Set down the listing again, word for word.

+ + + + + + +

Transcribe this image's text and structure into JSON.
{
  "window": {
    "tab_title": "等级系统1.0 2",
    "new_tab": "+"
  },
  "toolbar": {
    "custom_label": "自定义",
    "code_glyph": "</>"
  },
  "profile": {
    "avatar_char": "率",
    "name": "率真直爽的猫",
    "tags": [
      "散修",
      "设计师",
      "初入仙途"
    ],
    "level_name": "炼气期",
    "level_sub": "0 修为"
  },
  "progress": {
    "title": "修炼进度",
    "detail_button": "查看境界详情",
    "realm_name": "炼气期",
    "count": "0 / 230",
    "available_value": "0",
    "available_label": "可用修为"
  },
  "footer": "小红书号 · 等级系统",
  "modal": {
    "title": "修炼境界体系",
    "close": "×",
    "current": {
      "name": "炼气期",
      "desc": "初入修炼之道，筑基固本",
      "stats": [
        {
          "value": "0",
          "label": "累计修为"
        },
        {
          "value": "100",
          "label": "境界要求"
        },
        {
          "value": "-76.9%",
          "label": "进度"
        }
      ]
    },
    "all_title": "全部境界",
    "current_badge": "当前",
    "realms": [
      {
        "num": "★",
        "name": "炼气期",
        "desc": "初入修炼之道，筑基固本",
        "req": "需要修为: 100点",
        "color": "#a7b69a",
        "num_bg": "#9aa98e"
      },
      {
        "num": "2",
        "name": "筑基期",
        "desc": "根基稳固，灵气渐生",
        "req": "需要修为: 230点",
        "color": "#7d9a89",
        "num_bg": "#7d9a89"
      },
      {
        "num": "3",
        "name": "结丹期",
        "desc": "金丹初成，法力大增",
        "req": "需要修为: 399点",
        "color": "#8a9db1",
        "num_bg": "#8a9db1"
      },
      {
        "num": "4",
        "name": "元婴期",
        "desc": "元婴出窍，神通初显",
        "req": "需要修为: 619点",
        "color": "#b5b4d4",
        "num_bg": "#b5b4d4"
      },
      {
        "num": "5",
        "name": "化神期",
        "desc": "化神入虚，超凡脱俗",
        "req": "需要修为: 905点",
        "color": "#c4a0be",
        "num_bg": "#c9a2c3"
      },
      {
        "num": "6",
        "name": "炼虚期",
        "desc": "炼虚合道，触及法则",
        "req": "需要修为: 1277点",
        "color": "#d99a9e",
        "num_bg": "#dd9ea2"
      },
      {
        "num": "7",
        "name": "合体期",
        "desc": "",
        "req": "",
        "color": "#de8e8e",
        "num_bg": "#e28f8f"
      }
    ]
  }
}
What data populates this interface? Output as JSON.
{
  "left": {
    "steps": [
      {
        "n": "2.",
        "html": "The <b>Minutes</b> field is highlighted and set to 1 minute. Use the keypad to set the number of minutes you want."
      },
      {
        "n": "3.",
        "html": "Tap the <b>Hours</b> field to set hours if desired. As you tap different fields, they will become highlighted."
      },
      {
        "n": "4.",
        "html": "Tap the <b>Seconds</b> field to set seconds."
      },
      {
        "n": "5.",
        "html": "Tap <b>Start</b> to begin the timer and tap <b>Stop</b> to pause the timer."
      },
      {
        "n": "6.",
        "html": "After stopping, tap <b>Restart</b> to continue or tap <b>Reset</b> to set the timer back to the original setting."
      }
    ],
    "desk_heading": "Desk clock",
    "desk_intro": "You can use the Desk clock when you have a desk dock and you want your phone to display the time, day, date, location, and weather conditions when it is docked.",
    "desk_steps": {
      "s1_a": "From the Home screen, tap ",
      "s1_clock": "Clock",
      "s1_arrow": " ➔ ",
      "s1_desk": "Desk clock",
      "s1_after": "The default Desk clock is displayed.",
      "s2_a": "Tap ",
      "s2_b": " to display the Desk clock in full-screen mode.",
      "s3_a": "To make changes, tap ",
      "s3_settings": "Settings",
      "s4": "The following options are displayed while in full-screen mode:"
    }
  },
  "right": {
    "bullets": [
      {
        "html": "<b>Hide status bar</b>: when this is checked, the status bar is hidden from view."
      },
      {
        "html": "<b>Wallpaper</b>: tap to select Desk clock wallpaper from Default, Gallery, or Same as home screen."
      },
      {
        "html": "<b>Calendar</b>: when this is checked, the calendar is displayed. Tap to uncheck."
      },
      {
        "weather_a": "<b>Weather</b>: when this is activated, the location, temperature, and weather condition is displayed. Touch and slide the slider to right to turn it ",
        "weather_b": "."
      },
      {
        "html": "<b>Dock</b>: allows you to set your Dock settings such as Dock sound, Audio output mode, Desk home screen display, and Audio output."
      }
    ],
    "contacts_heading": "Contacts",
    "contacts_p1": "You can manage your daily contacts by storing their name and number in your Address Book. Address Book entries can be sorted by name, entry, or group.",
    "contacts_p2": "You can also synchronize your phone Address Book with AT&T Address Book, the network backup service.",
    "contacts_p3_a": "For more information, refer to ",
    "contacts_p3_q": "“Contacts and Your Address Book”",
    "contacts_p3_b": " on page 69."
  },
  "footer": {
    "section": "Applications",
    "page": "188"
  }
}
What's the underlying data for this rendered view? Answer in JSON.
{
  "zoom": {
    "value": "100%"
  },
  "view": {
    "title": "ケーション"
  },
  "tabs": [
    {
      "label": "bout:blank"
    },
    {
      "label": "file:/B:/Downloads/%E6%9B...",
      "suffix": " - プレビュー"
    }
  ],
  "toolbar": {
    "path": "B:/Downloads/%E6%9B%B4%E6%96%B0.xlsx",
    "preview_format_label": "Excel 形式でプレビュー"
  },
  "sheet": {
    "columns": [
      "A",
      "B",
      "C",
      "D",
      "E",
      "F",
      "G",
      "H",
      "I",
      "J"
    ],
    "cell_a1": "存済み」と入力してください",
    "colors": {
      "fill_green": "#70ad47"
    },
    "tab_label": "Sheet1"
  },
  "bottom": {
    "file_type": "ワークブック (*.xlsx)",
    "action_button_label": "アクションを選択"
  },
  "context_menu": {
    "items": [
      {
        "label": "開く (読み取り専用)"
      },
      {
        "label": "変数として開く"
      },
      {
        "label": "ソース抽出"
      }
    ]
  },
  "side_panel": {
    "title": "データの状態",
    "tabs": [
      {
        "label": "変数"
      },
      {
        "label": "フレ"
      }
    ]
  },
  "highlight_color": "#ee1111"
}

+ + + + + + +

● ANSWER BOX
Transcribe this image's text and structure into JSON.
{
  "window": {
    "tab_title": "等级系统1.0 2",
    "new_tab": "+"
  },
  "toolbar": {
    "custom_label": "自定义",
    "code_glyph": "</>"
  },
  "profile": {
    "avatar_char": "率",
    "name": "率真直爽的猫",
    "tags": [
      "散修",
      "设计师",
      "初入仙途"
    ],
    "level_name": "炼气期",
    "level_sub": "0 修为"
  },
  "progress": {
    "title": "修炼进度",
    "detail_button": "查看境界详情",
    "realm_name": "炼气期",
    "count": "0 / 230",
    "available_value": "0",
    "available_label": "可用修为"
  },
  "footer": "小红书号 · 等级系统",
  "modal": {
    "title": "修炼境界体系",
    "close": "×",
    "current": {
      "name": "炼气期",
      "desc": "初入修炼之道，筑基固本",
      "stats": [
        {
          "value": "0",
          "label": "累计修为"
        },
        {
          "value": "100",
          "label": "境界要求"
        },
        {
          "value": "-76.9%",
          "label": "进度"
        }
      ]
    },
    "all_title": "全部境界",
    "current_badge": "当前",
    "realms": [
      {
        "num": "★",
        "name": "炼气期",
        "desc": "初入修炼之道，筑基固本",
        "req": "需要修为: 100点",
        "color": "#a7b69a",
        "num_bg": "#9aa98e"
      },
      {
        "num": "2",
        "name": "筑基期",
        "desc": "根基稳固，灵气渐生",
        "req": "需要修为: 230点",
        "color": "#7d9a89",
        "num_bg": "#7d9a89"
      },
      {
        "num": "3",
        "name": "结丹期",
        "desc": "金丹初成，法力大增",
        "req": "需要修为: 399点",
        "color": "#8a9db1",
        "num_bg": "#8a9db1"
      },
      {
        "num": "4",
        "name": "元婴期",
        "desc": "元婴出窍，神通初显",
        "req": "需要修为: 619点",
        "color": "#b5b4d4",
        "num_bg": "#b5b4d4"
      },
      {
        "num": "5",
        "name": "化神期",
        "desc": "化神入虚，超凡脱俗",
        "req": "需要修为: 905点",
        "color": "#c4a0be",
        "num_bg": "#c9a2c3"
      },
      {
        "num": "6",
        "name": "炼虚期",
        "desc": "炼虚合道，触及法则",
        "req": "需要修为: 1277点",
        "color": "#d99a9e",
        "num_bg": "#dd9ea2"
      },
      {
        "num": "7",
        "name": "合体期",
        "desc": "",
        "req": "",
        "color": "#de8e8e",
        "num_bg": "#e28f8f"
      }
    ]
  }
}
What data populates this interface? Output as JSON.
{
  "left": {
    "steps": [
      {
        "n": "2.",
        "html": "The <b>Minutes</b> field is highlighted and set to 1 minute. Use the keypad to set the number of minutes you want."
      },
      {
        "n": "3.",
        "html": "Tap the <b>Hours</b> field to set hours if desired. As you tap different fields, they will become highlighted."
      },
      {
        "n": "4.",
        "html": "Tap the <b>Seconds</b> field to set seconds."
      },
      {
        "n": "5.",
        "html": "Tap <b>Start</b> to begin the timer and tap <b>Stop</b> to pause the timer."
      },
      {
        "n": "6.",
        "html": "After stopping, tap <b>Restart</b> to continue or tap <b>Reset</b> to set the timer back to the original setting."
      }
    ],
    "desk_heading": "Desk clock",
    "desk_intro": "You can use the Desk clock when you have a desk dock and you want your phone to display the time, day, date, location, and weather conditions when it is docked.",
    "desk_steps": {
      "s1_a": "From the Home screen, tap ",
      "s1_clock": "Clock",
      "s1_arrow": " ➔ ",
      "s1_desk": "Desk clock",
      "s1_after": "The default Desk clock is displayed.",
      "s2_a": "Tap ",
      "s2_b": " to display the Desk clock in full-screen mode.",
      "s3_a": "To make changes, tap ",
      "s3_settings": "Settings",
      "s4": "The following options are displayed while in full-screen mode:"
    }
  },
  "right": {
    "bullets": [
      {
        "html": "<b>Hide status bar</b>: when this is checked, the status bar is hidden from view."
      },
      {
        "html": "<b>Wallpaper</b>: tap to select Desk clock wallpaper from Default, Gallery, or Same as home screen."
      },
      {
        "html": "<b>Calendar</b>: when this is checked, the calendar is displayed. Tap to uncheck."
      },
      {
        "weather_a": "<b>Weather</b>: when this is activated, the location, temperature, and weather condition is displayed. Touch and slide the slider to right to turn it ",
        "weather_b": "."
      },
      {
        "html": "<b>Dock</b>: allows you to set your Dock settings such as Dock sound, Audio output mode, Desk home screen display, and Audio output."
      }
    ],
    "contacts_heading": "Contacts",
    "contacts_p1": "You can manage your daily contacts by storing their name and number in your Address Book. Address Book entries can be sorted by name, entry, or group.",
    "contacts_p2": "You can also synchronize your phone Address Book with AT&T Address Book, the network backup service.",
    "contacts_p3_a": "For more information, refer to ",
    "contacts_p3_q": "“Contacts and Your Address Book”",
    "contacts_p3_b": " on page 69."
  },
  "footer": {
    "section": "Applications",
    "page": "188"
  }
}
What's the underlying data for this rendered view? Answer in JSON.
{
  "zoom": {
    "value": "100%"
  },
  "view": {
    "title": "ケーション"
  },
  "tabs": [
    {
      "label": "bout:blank"
    },
    {
      "label": "file:/B:/Downloads/%E6%9B...",
      "suffix": " - プレビュー"
    }
  ],
  "toolbar": {
    "path": "B:/Downloads/%E6%9B%B4%E6%96%B0.xlsx",
    "preview_format_label": "Excel 形式でプレビュー"
  },
  "sheet": {
    "columns": [
      "A",
      "B",
      "C",
      "D",
      "E",
      "F",
      "G",
      "H",
      "I",
      "J"
    ],
    "cell_a1": "存済み」と入力してください",
    "colors": {
      "fill_green": "#70ad47"
    },
    "tab_label": "Sheet1"
  },
  "bottom": {
    "file_type": "ワークブック (*.xlsx)",
    "action_button_label": "アクションを選択"
  },
  "context_menu": {
    "items": [
      {
        "label": "開く (読み取り専用)"
      },
      {
        "label": "変数として開く"
      },
      {
        "label": "ソース抽出"
      }
    ]
  },
  "side_panel": {
    "title": "データの状態",
    "tabs": [
      {
        "label": "変数"
      },
      {
        "label": "フレ"
      }
    ]
  },
  "highlight_color": "#ee1111"
}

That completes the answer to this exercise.